U.S. could deny green cards to immigrants receiving public benefits
September 24, 2018 By Staff
TODAY IN LATIN AMERICA
UNITED STATES: On Saturday, just seven weeks before midterm elections, the Department of Homeland Security proposed a controversial rule: immigrants receiving public benefits, like Medicaid, food stamps, and housing vouchers, may be denied green cards.
By law, applicants are already required to prove they won’t be a “burden” or a “public charge” but this new proposal — which will be open to public comment for 60 days before it takes into effect — may lead immigrants, even those with legal residence, to withdraw from federal aid programs to protect their own status.
The new rule is planned to ensure that immigrants “can support themselves financially and will not be reliant on public benefits,” according to a press release. If approved, those who seek to immigrate to the country or stay in the U.S. permanently, including students and workers on temporary visas, will be affected.
HEADLINES FROM THE WESTERN HEMISPHERE
MEXICO: In the aftermath of Florence, our overheating earth spawned yet another storm, Fuerza Sinaloa, that ravaged Mexico’s Gulf of California over the weekend. Torrential rains that measured up to 14 inches (35.5 centimeters) in merely one hour resulted in one person drowning, two people killed by electrocution and three women missing after being swept away in the state capital of Culiacán. 29 shelters are now tending to survivors in Sinaloa and electricity was restored to approximately 59,328 people who lost power since last Thursday. The destruction was captured on social media.
MEXICO: Yet another journalist was killed in Mexico over the weekend. Mario Gómez Sánchez, 40, was a newspaper reporter at El Heraldo de Chiapas. Gómez Sánchez, who covered politics and organized crime, was leaving his home Friday when two unidentified persons on motorbikes rode by and shot him. For years, he feared that his work, in the crime-rife state of Chiapas, would cost him his life as it has for many Mexico-based journalists. Two years ago he had reported threats to the police, but no action was taken.
TRINIDAD AND TOBAGO: On Friday, the country’s High Court decriminalized consensual sex between male adults. Judge Devindra Rampersand modified two sections of a legal statute that made homosexual activity a criminal offense and ruled them unconstitutional. Church officials, like Catholic Archbishop Jason Gordon, expressed concern, saying that the country was “in a sexual revolution gone crazy.” As of 2017, same-sex relationships are still criminalized in over 70 countries around the world, including Jamaica and Belize.
CUBA: Yesterday, Cuban President Miguel Díaz-Canel arrived in New York City, marking his first official state visit to the United States. Díaz-Canel will attend the United Nations’ General Assembly (UNGA) today at the Nelson Mandela Peace Summit. He is expected to address the 73rd UNGA on Wed., Sept. 26, which marks the 58th anniversary of Fidel Castro’s intervention.
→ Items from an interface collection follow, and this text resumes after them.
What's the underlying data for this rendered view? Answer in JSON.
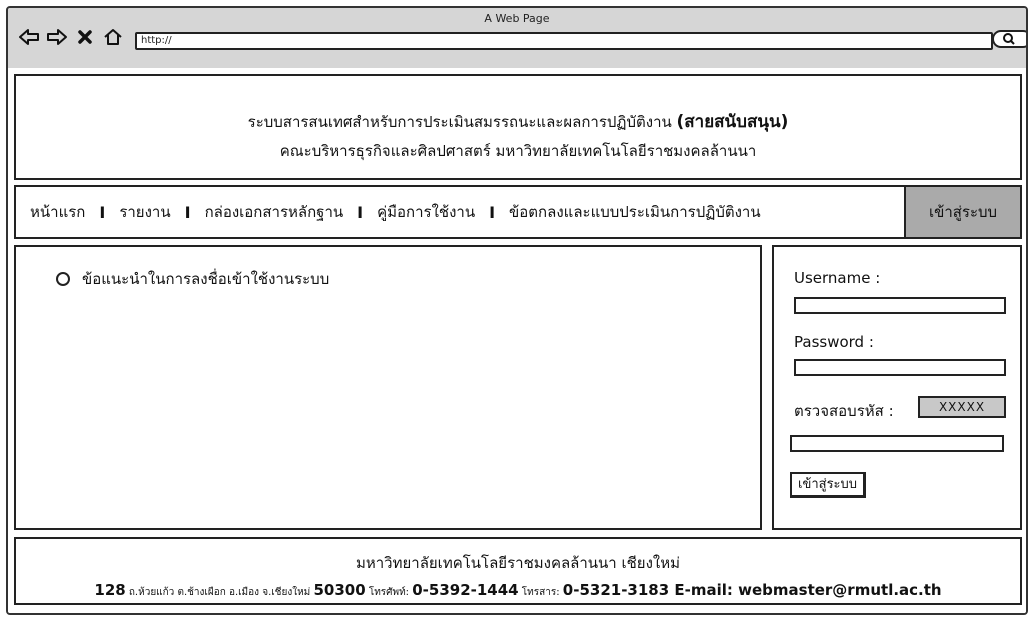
{
  "window": {
    "title": "A Web Page",
    "url": "http://"
  },
  "header": {
    "line1": "ระบบสารสนเทศสำหรับการประเมินสมรรถนะและผลการปฏิบัติงาน",
    "line1_bold": "(สายสนับสนุน)",
    "line2": "คณะบริหารธุรกิจและศิลปศาสตร์ มหาวิทยาลัยเทคโนโลยีราชมงคลล้านนา"
  },
  "menu": {
    "items": [
      "หน้าแรก",
      "รายงาน",
      "กล่องเอกสารหลักฐาน",
      "คู่มือการใช้งาน",
      "ข้อตกลงและแบบประเมินการปฏิบัติงาน"
    ],
    "separator": "I",
    "login_tab": "เข้าสู่ระบบ"
  },
  "content": {
    "bullet_text": "ข้อแนะนำในการลงชื่อเข้าใช้งานระบบ"
  },
  "login": {
    "username_label": "Username :",
    "username_value": "",
    "password_label": "Password :",
    "password_value": "",
    "captcha_label": "ตรวจสอบรหัส :",
    "captcha_code": "XXXXX",
    "captcha_value": "",
    "submit_label": "เข้าสู่ระบบ"
  },
  "footer": {
    "line1": "มหาวิทยาลัยเทคโนโลยีราชมงคลล้านนา เชียงใหม่",
    "addr_num": "128",
    "addr_text": " ถ.ห้วยแก้ว ต.ช้างเผือก อ.เมือง จ.เชียงใหม่ ",
    "zip": "50300",
    "tel_label": " โทรศัพท์: ",
    "tel": "0-5392-1444",
    "fax_label": " โทรสาร: ",
    "fax": "0-5321-3183",
    "email": " E-mail: webmaster@rmutl.ac.th"
  }
}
GUATEMALA: Maya Ixil midwife Juana Ramírez Santiago, a human rights activist, was murdered on the Western Highlands of Guatemala on Friday night. 54-year old Ramírez Santiago was killed in Nebaj, Quiché, after receiving death threats for her work with the Network of Ixil Women, a community organization supporting indigenous women victims of violence. The local leader becomes the 21st activist to be murdered in Guatemala during 2018. Jordán Rodas, Guatemala’s human rights Ombudsman, called for a full investigation into the crime.
PANAMA: Panama’s maritime authority revoked the registration of Aquarius 2, the last migrant search-and-rescue ship operating in the Central Mediterranean Sea. This means that once Aquarius 2 comes into port, the ship will be de-flagged and will not be permitted to sail until it finds a new flag. The actions were condemned by several NGOs, denouncing a major blow to the humanitarian efforts led by the ship, which currently has 58 Lybian survivors on board.
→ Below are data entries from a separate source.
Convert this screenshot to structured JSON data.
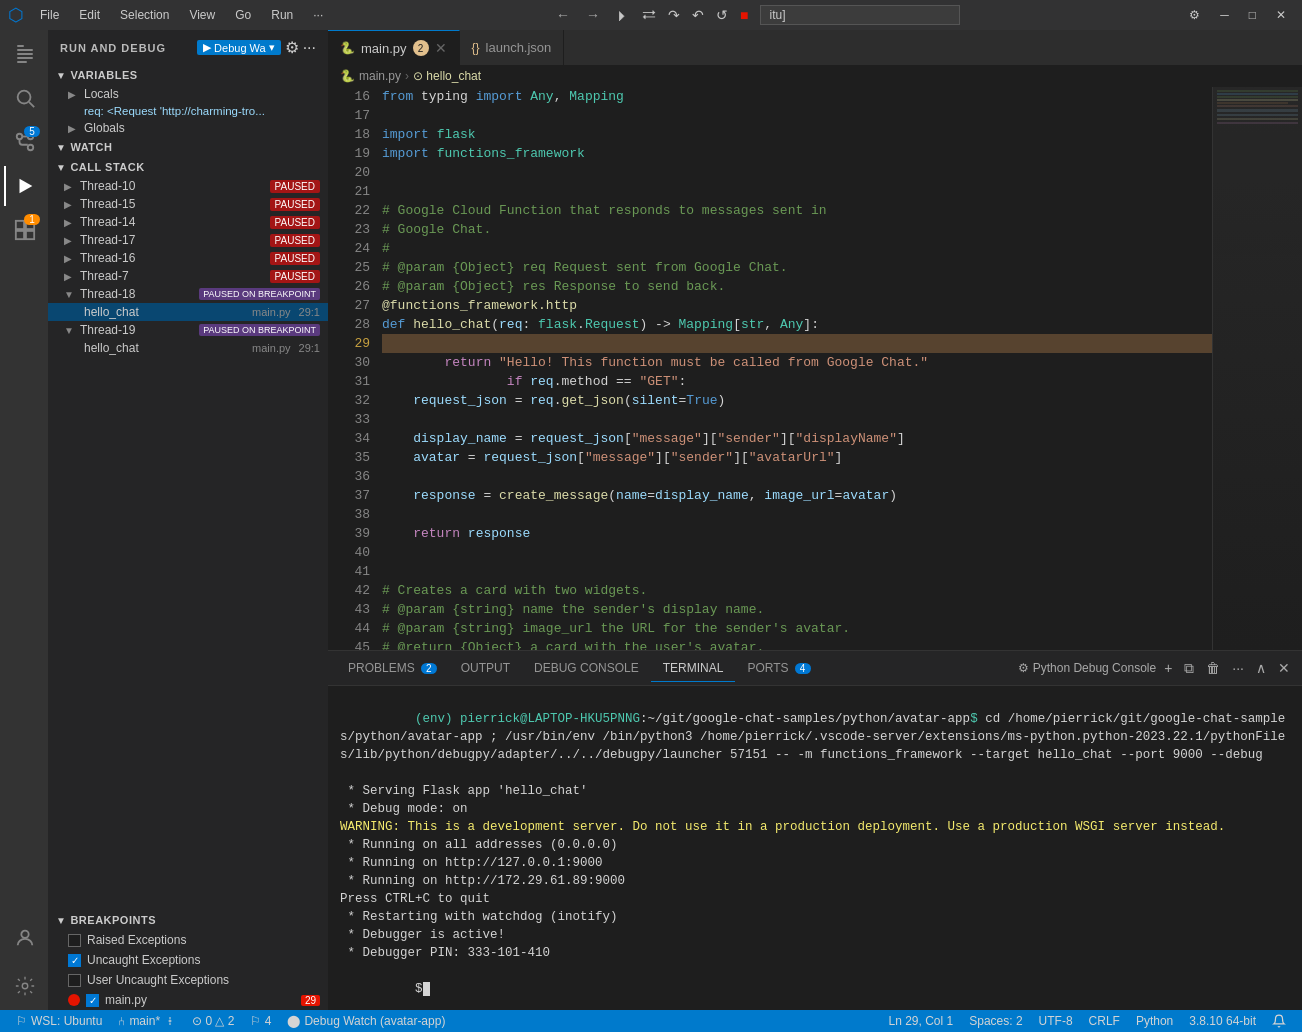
{
  "titlebar": {
    "menus": [
      "File",
      "Edit",
      "Selection",
      "View",
      "Go",
      "Run"
    ],
    "more": "...",
    "address": "itu]",
    "win_buttons": [
      "─",
      "□",
      "✕"
    ]
  },
  "debug_controls": {
    "continue": "▶",
    "step_over": "⤼",
    "step_into": "⬇",
    "step_out": "⬆",
    "restart": "↺",
    "stop": "⬛"
  },
  "activity_bar": {
    "items": [
      {
        "name": "explorer",
        "icon": "📄",
        "active": false
      },
      {
        "name": "search",
        "icon": "🔍",
        "active": false
      },
      {
        "name": "source-control",
        "icon": "⑃",
        "badge": "5",
        "active": false
      },
      {
        "name": "run-debug",
        "icon": "▶",
        "active": true
      },
      {
        "name": "extensions",
        "icon": "⊞",
        "badge_orange": "1",
        "active": false
      },
      {
        "name": "testing",
        "icon": "⊙",
        "active": false
      }
    ],
    "bottom": [
      {
        "name": "account",
        "icon": "👤"
      },
      {
        "name": "settings",
        "icon": "⚙"
      }
    ]
  },
  "sidebar": {
    "title": "Run and Debug",
    "debug_wa_label": "Debug Wa",
    "sections": {
      "variables": {
        "title": "VARIABLES",
        "locals": {
          "label": "Locals",
          "req_item": "req: <Request 'http://charming-tro..."
        },
        "globals": {
          "label": "Globals"
        }
      },
      "watch": {
        "title": "WATCH"
      },
      "call_stack": {
        "title": "CALL STACK",
        "threads": [
          {
            "name": "Thread-10",
            "status": "PAUSED"
          },
          {
            "name": "Thread-15",
            "status": "PAUSED"
          },
          {
            "name": "Thread-14",
            "status": "PAUSED"
          },
          {
            "name": "Thread-17",
            "status": "PAUSED"
          },
          {
            "name": "Thread-16",
            "status": "PAUSED"
          },
          {
            "name": "Thread-7",
            "status": "PAUSED"
          },
          {
            "name": "Thread-18",
            "status": "PAUSED ON BREAKPOINT",
            "expanded": true,
            "frames": [
              {
                "fn": "hello_chat",
                "file": "main.py",
                "line": "29:1"
              }
            ]
          },
          {
            "name": "Thread-19",
            "status": "PAUSED ON BREAKPOINT",
            "expanded": true,
            "frames": [
              {
                "fn": "hello_chat",
                "file": "main.py",
                "line": "29:1"
              }
            ]
          }
        ]
      },
      "breakpoints": {
        "title": "BREAKPOINTS",
        "items": [
          {
            "label": "Raised Exceptions",
            "checked": false
          },
          {
            "label": "Uncaught Exceptions",
            "checked": true
          },
          {
            "label": "User Uncaught Exceptions",
            "checked": false
          },
          {
            "label": "main.py",
            "checked": true,
            "dot": true,
            "count": "29"
          }
        ]
      }
    }
  },
  "editor": {
    "tabs": [
      {
        "label": "main.py",
        "badge": "2",
        "active": true,
        "icon": "🐍"
      },
      {
        "label": "launch.json",
        "active": false,
        "icon": "{}"
      }
    ],
    "breadcrumb": [
      "main.py",
      "hello_chat"
    ],
    "lines": [
      {
        "num": 16,
        "code": "from typing import Any, Mapping",
        "tokens": [
          {
            "text": "from",
            "cls": "kw"
          },
          {
            "text": " typing "
          },
          {
            "text": "import",
            "cls": "kw"
          },
          {
            "text": " Any, Mapping"
          }
        ]
      },
      {
        "num": 17,
        "code": ""
      },
      {
        "num": 18,
        "code": "import flask",
        "tokens": [
          {
            "text": "import",
            "cls": "kw"
          },
          {
            "text": " "
          },
          {
            "text": "flask",
            "cls": "cls"
          }
        ]
      },
      {
        "num": 19,
        "code": "import functions_framework",
        "tokens": [
          {
            "text": "import",
            "cls": "kw"
          },
          {
            "text": " "
          },
          {
            "text": "functions_framework",
            "cls": "cls"
          }
        ]
      },
      {
        "num": 20,
        "code": ""
      },
      {
        "num": 21,
        "code": ""
      },
      {
        "num": 22,
        "code": "# Google Cloud Function that responds to messages sent in",
        "tokens": [
          {
            "text": "# Google Cloud Function that responds to messages sent in",
            "cls": "comment"
          }
        ]
      },
      {
        "num": 23,
        "code": "# Google Chat.",
        "tokens": [
          {
            "text": "# Google Chat.",
            "cls": "comment"
          }
        ]
      },
      {
        "num": 24,
        "code": "#",
        "tokens": [
          {
            "text": "#",
            "cls": "comment"
          }
        ]
      },
      {
        "num": 25,
        "code": "# @param {Object} req Request sent from Google Chat.",
        "tokens": [
          {
            "text": "# @param {Object} req Request sent from Google Chat.",
            "cls": "comment"
          }
        ]
      },
      {
        "num": 26,
        "code": "# @param {Object} res Response to send back.",
        "tokens": [
          {
            "text": "# @param {Object} res Response to send back.",
            "cls": "comment"
          }
        ]
      },
      {
        "num": 27,
        "code": "@functions_framework.http",
        "tokens": [
          {
            "text": "@functions_framework.http",
            "cls": "decorator"
          }
        ]
      },
      {
        "num": 28,
        "code": "def hello_chat(req: flask.Request) -> Mapping[str, Any]:",
        "tokens": [
          {
            "text": "def",
            "cls": "kw"
          },
          {
            "text": " "
          },
          {
            "text": "hello_chat",
            "cls": "fn"
          },
          {
            "text": "("
          },
          {
            "text": "req",
            "cls": "param"
          },
          {
            "text": ": "
          },
          {
            "text": "flask",
            "cls": "cls"
          },
          {
            "text": "."
          },
          {
            "text": "Request",
            "cls": "cls"
          },
          {
            "text": ") -> "
          },
          {
            "text": "Mapping",
            "cls": "cls"
          },
          {
            "text": "["
          },
          {
            "text": "str",
            "cls": "cls"
          },
          {
            "text": ", "
          },
          {
            "text": "Any",
            "cls": "cls"
          },
          {
            "text": "]:"
          }
        ]
      },
      {
        "num": 29,
        "code": "    if req.method == \"GET\":",
        "breakpoint": true,
        "current": true,
        "tokens": [
          {
            "text": "    "
          },
          {
            "text": "if",
            "cls": "kw2"
          },
          {
            "text": " "
          },
          {
            "text": "req",
            "cls": "param"
          },
          {
            "text": ".method == "
          },
          {
            "text": "\"GET\"",
            "cls": "str"
          },
          {
            "text": ":"
          }
        ]
      },
      {
        "num": 30,
        "code": "        return \"Hello! This function must be called from Google Chat.\"",
        "tokens": [
          {
            "text": "        "
          },
          {
            "text": "return",
            "cls": "kw2"
          },
          {
            "text": " "
          },
          {
            "text": "\"Hello! This function must be called from Google Chat.\"",
            "cls": "str"
          }
        ]
      },
      {
        "num": 31,
        "code": ""
      },
      {
        "num": 32,
        "code": "    request_json = req.get_json(silent=True)",
        "tokens": [
          {
            "text": "    "
          },
          {
            "text": "request_json",
            "cls": "param"
          },
          {
            "text": " = "
          },
          {
            "text": "req",
            "cls": "param"
          },
          {
            "text": "."
          },
          {
            "text": "get_json",
            "cls": "fn"
          },
          {
            "text": "("
          },
          {
            "text": "silent",
            "cls": "param"
          },
          {
            "text": "="
          },
          {
            "text": "True",
            "cls": "kw"
          },
          {
            "text": ")"
          }
        ]
      },
      {
        "num": 33,
        "code": ""
      },
      {
        "num": 34,
        "code": "    display_name = request_json[\"message\"][\"sender\"][\"displayName\"]",
        "tokens": [
          {
            "text": "    "
          },
          {
            "text": "display_name",
            "cls": "param"
          },
          {
            "text": " = "
          },
          {
            "text": "request_json",
            "cls": "param"
          },
          {
            "text": "["
          },
          {
            "text": "\"message\"",
            "cls": "str"
          },
          {
            "text": "]["
          },
          {
            "text": "\"sender\"",
            "cls": "str"
          },
          {
            "text": "]["
          },
          {
            "text": "\"displayName\"",
            "cls": "str"
          },
          {
            "text": "]"
          }
        ]
      },
      {
        "num": 35,
        "code": "    avatar = request_json[\"message\"][\"sender\"][\"avatarUrl\"]",
        "tokens": [
          {
            "text": "    "
          },
          {
            "text": "avatar",
            "cls": "param"
          },
          {
            "text": " = "
          },
          {
            "text": "request_json",
            "cls": "param"
          },
          {
            "text": "["
          },
          {
            "text": "\"message\"",
            "cls": "str"
          },
          {
            "text": "]["
          },
          {
            "text": "\"sender\"",
            "cls": "str"
          },
          {
            "text": "]["
          },
          {
            "text": "\"avatarUrl\"",
            "cls": "str"
          },
          {
            "text": "]"
          }
        ]
      },
      {
        "num": 36,
        "code": ""
      },
      {
        "num": 37,
        "code": "    response = create_message(name=display_name, image_url=avatar)",
        "tokens": [
          {
            "text": "    "
          },
          {
            "text": "response",
            "cls": "param"
          },
          {
            "text": " = "
          },
          {
            "text": "create_message",
            "cls": "fn"
          },
          {
            "text": "("
          },
          {
            "text": "name",
            "cls": "param"
          },
          {
            "text": "="
          },
          {
            "text": "display_name",
            "cls": "param"
          },
          {
            "text": ", "
          },
          {
            "text": "image_url",
            "cls": "param"
          },
          {
            "text": "="
          },
          {
            "text": "avatar",
            "cls": "param"
          },
          {
            "text": ")"
          }
        ]
      },
      {
        "num": 38,
        "code": ""
      },
      {
        "num": 39,
        "code": "    return response",
        "tokens": [
          {
            "text": "    "
          },
          {
            "text": "return",
            "cls": "kw2"
          },
          {
            "text": " "
          },
          {
            "text": "response",
            "cls": "param"
          }
        ]
      },
      {
        "num": 40,
        "code": ""
      },
      {
        "num": 41,
        "code": ""
      },
      {
        "num": 42,
        "code": "# Creates a card with two widgets.",
        "tokens": [
          {
            "text": "# Creates a card with two widgets.",
            "cls": "comment"
          }
        ]
      },
      {
        "num": 43,
        "code": "# @param {string} name the sender's display name.",
        "tokens": [
          {
            "text": "# @param {string} name the sender's display name.",
            "cls": "comment"
          }
        ]
      },
      {
        "num": 44,
        "code": "# @param {string} image_url the URL for the sender's avatar.",
        "tokens": [
          {
            "text": "# @param {string} image_url the URL for the sender's avatar.",
            "cls": "comment"
          }
        ]
      },
      {
        "num": 45,
        "code": "# @return {Object} a card with the user's avatar.",
        "tokens": [
          {
            "text": "# @return {Object} a card with the user's avatar.",
            "cls": "comment"
          }
        ]
      }
    ]
  },
  "panel": {
    "tabs": [
      {
        "label": "PROBLEMS",
        "badge": "2"
      },
      {
        "label": "OUTPUT"
      },
      {
        "label": "DEBUG CONSOLE"
      },
      {
        "label": "TERMINAL",
        "active": true
      },
      {
        "label": "PORTS",
        "badge": "4"
      }
    ],
    "panel_title": "Python Debug Console",
    "terminal_lines": [
      {
        "text": "(env) pierrick@LAPTOP-HKU5PNNG:~/git/google-chat-samples/python/avatar-app$ cd /home/pierrick/git/google-chat-samples/python/avatar-app ; /usr/bin/env /bin/python3 /home/pierrick/.vscode-server/extensions/ms-python.python-2023.22.1/pythonFiles/lib/python/debugpy/adapter/../../debugpy/launcher 57151 -- -m functions_framework --target hello_chat --port 9000 --debug",
        "type": "info"
      },
      {
        "text": " * Serving Flask app 'hello_chat'",
        "type": "info"
      },
      {
        "text": " * Debug mode: on",
        "type": "info"
      },
      {
        "text": "WARNING: This is a development server. Do not use it in a production deployment. Use a production WSGI server instead.",
        "type": "warning"
      },
      {
        "text": " * Running on all addresses (0.0.0.0)",
        "type": "info"
      },
      {
        "text": " * Running on http://127.0.0.1:9000",
        "type": "info"
      },
      {
        "text": " * Running on http://172.29.61.89:9000",
        "type": "info"
      },
      {
        "text": "Press CTRL+C to quit",
        "type": "info"
      },
      {
        "text": " * Restarting with watchdog (inotify)",
        "type": "info"
      },
      {
        "text": " * Debugger is active!",
        "type": "info"
      },
      {
        "text": " * Debugger PIN: 333-101-410",
        "type": "info"
      }
    ]
  },
  "statusbar": {
    "left": [
      {
        "label": "⚐ WSL: Ubuntu",
        "icon": true
      },
      {
        "label": "⑃ main*",
        "icon": true
      },
      {
        "label": "⊙ 0 △ 2",
        "icon": true
      },
      {
        "label": "⚐ 4",
        "icon": true
      },
      {
        "label": "⬤ Debug Watch (avatar-app)",
        "icon": true
      }
    ],
    "right": [
      {
        "label": "Ln 29, Col 1"
      },
      {
        "label": "Spaces: 2"
      },
      {
        "label": "UTF-8"
      },
      {
        "label": "CRLF"
      },
      {
        "label": "Python"
      },
      {
        "label": "3.8.10 64-bit"
      }
    ]
  }
}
COLOMBIA: Colombia’s House of Representatives heard an unusual proposal last Tuesday when congressman Juan David Vélez asked the president to denounce the Venezuelan government for violations to Colombia’s sovereignty. Vélez reported more than 90 alleged incidents in which Venezuela’s military forces “assassinated, hurt and stole from Colombian citizens, violating their human rights.” Venezuela claimed that many of those incidents happened in response to the war on drugs.
PERU: Peru’s Attorney General announced Saturday that it will start investigating former president Pedro Pablo Kuczynski, accused of bribery and vote-buying, in order to avoid a second impeachment vote earlier this year. Kuczynski resigned earlier this year after he was implicated in the widespread corruption scandal known as Operation Carwash. Investigations have also begun for current vice-president Mercedez Aráoz and four other congressmen under the same charges.
CHILE: On Friday, Pope Francis accepted the resignation of two more Chilean priests. The resignations came after a widespread scandal of alleged pedophilia and the church’s alleged cover-ups of the wrongdoings. With Friday’s announcement, the total number of priests that have resigned rose to seven but the Vatican did not provide any explanation.